Lawyers, county bond suit question if evidence was withheld

HARRIS COUNTY – Most of Harris County’s misdemeanor court judges were in the crowd in federal judge Lee Rosenthal’s packed courtroom Tuesday, at her request. 

They heard lawyers -- who successfully argued to overturn the county’s bail system last spring -- ask for documents to determine if any of the criminal court-at-law judges withheld evidence.

Last April, Rosenthal granted an injunction that remade the county’s bail system.
She found it to be unconstitutional after hearing that too many misdemeanor defendants were kept locked up for weeks or months because they couldn't afford to post bond. She ordered that those defendants must be released within 24 hours even if they couldn't afford bail. 

In many cases, those bonds are set by hearing officers in county magistrate courts. Last December, three hearing officers were sanctioned by the state commission on judicial conduct for not allowing unsecured bonds for defendants who requested them -- allegedly at the instruction of county judges.

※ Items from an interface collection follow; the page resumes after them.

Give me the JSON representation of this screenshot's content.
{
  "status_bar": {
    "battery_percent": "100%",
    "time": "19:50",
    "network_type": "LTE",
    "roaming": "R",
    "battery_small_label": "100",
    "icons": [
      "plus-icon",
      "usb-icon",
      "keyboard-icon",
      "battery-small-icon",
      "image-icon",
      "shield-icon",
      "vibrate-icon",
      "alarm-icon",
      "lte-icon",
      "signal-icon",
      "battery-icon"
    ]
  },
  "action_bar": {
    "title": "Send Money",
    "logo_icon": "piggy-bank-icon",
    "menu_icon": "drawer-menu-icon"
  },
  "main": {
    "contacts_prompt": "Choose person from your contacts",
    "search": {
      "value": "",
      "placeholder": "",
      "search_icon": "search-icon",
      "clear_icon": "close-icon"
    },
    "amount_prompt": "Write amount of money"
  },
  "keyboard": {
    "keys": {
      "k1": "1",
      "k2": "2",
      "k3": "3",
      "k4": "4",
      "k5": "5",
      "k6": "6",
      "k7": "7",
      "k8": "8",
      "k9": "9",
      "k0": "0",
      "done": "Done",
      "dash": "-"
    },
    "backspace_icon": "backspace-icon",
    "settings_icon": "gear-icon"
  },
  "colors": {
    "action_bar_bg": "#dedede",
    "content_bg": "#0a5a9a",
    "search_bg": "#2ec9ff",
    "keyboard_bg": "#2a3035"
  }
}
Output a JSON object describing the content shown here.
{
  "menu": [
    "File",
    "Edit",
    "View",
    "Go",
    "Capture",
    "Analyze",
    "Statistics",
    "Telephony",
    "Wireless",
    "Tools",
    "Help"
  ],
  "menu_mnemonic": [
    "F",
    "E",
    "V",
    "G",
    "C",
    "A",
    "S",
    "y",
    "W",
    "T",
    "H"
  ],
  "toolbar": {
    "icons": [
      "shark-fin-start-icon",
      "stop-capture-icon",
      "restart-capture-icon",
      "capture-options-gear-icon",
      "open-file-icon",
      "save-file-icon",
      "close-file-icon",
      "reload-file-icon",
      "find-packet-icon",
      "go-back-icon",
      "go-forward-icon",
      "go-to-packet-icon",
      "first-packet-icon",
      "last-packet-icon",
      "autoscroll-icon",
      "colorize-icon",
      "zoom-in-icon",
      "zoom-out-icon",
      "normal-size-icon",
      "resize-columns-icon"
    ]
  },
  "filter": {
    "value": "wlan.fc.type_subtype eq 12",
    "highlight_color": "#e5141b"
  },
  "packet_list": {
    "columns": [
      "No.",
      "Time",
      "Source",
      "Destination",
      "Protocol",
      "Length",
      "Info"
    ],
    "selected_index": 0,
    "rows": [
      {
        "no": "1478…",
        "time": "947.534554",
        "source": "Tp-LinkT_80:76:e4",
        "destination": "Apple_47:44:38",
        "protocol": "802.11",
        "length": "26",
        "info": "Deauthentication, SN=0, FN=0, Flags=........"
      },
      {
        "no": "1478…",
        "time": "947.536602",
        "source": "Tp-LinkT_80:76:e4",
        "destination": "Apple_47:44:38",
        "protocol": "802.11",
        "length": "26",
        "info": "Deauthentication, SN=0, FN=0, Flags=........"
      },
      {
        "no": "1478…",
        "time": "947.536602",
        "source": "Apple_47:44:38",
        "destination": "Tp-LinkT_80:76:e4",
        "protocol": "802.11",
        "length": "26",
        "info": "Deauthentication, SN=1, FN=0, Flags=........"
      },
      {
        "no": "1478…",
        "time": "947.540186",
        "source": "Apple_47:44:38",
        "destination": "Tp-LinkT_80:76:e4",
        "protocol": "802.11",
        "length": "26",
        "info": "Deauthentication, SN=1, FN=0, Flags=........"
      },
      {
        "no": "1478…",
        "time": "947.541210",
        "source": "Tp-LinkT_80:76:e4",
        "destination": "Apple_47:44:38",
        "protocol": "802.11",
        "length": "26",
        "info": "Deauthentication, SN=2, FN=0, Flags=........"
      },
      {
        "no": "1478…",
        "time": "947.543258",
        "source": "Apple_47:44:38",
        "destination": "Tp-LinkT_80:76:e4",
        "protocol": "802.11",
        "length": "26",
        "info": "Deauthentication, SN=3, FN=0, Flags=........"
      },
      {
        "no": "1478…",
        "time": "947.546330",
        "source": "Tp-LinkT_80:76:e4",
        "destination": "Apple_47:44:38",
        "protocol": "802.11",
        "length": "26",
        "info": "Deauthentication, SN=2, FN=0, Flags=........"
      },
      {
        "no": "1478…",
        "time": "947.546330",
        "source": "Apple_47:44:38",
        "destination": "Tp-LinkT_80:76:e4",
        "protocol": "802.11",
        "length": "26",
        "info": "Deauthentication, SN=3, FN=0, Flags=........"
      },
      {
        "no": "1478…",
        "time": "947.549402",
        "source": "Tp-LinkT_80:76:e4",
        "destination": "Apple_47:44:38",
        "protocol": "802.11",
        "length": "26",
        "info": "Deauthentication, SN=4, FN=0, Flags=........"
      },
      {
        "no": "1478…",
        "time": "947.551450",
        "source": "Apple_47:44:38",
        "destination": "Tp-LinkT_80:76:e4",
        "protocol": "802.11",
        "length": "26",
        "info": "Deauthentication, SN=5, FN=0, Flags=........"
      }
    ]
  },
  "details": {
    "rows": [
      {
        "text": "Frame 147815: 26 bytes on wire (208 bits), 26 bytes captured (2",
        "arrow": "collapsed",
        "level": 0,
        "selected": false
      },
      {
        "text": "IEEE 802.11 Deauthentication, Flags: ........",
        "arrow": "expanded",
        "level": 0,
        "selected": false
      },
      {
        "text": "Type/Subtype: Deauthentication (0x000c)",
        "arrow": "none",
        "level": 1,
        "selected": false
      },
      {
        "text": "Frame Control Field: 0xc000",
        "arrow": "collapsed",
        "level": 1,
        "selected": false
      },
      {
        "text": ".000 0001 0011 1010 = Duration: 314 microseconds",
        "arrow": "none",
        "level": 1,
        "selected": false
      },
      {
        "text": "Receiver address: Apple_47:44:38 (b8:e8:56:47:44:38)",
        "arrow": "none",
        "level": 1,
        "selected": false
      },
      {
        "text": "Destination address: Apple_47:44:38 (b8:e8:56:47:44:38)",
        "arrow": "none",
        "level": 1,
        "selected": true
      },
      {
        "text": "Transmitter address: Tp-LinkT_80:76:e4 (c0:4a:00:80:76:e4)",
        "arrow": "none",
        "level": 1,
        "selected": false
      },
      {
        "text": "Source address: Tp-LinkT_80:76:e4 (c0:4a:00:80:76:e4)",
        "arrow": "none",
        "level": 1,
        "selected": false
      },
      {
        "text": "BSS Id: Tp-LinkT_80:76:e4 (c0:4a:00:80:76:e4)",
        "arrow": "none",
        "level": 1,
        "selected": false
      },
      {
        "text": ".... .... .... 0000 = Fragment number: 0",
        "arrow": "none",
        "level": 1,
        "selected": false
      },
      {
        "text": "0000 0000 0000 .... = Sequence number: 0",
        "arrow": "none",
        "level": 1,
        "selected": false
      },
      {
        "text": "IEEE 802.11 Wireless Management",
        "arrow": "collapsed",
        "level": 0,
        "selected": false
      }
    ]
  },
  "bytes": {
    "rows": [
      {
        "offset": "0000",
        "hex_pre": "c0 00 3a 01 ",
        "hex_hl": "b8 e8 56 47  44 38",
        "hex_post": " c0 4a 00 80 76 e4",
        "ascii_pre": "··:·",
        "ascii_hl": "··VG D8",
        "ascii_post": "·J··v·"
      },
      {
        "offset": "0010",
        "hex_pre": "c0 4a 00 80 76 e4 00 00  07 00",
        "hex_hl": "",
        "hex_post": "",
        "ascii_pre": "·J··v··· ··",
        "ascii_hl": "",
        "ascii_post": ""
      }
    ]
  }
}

That contradicted testimony given by the judges last spring that the hearing officers have wide discretion in determining bond types and amounts.

On Tuesday, the lawyers who filed the lawsuit said they want all of the evidence seen by the commissioners, along with any communications between the county judges and hearing officers.

County attorneys argued that the plaintiffs already have those records, which they say show any instructions on bonds to the hearing officers came from felony court judges, not judges who sit on the misdemeanor courts who were the focus of \Rosenthal’s order. 

“We feel like the county and judges and hearing officers answered all the questions previously. That being said, we have nothing to hide. We’re willing to produce whatever needs to be produced,” Robert Soard, first assistant county attorney, said afterward.                                           

Rosenthal gave the county 30 days to provide anything that’s missing. County Commissioner Rodney Ellis said he welcomes the transparency. 

“What you have right now is a lot of 'he said, she said,' because each side is trying to win the lawsuit and reality is the county controls the data and there’s not enough transparency,” Ellis said. 

And Mike Fields,  county criminal court at law #14 judge, said he trusts Rosenthal to sort out the disagreement. 

“I think the judge was doing what was appropriate under her authority and we should respect that. Most of all, we should respect the authority of a judge,” Fields said. 

Rosenthal said she didn't ask the misdemeanor judges to be in court as a rebuke, but rather to show how serious she is about the issue. 

Rosenthal’s injunction restructuring the county bond system is being challenged by county attorneys in the Fifth Circuit Court of Appeals. 

The Houston Police Officers Union has been outspoken in its criticism of her ruling, contending it has turned the courts into a revolving door for repeat offenders.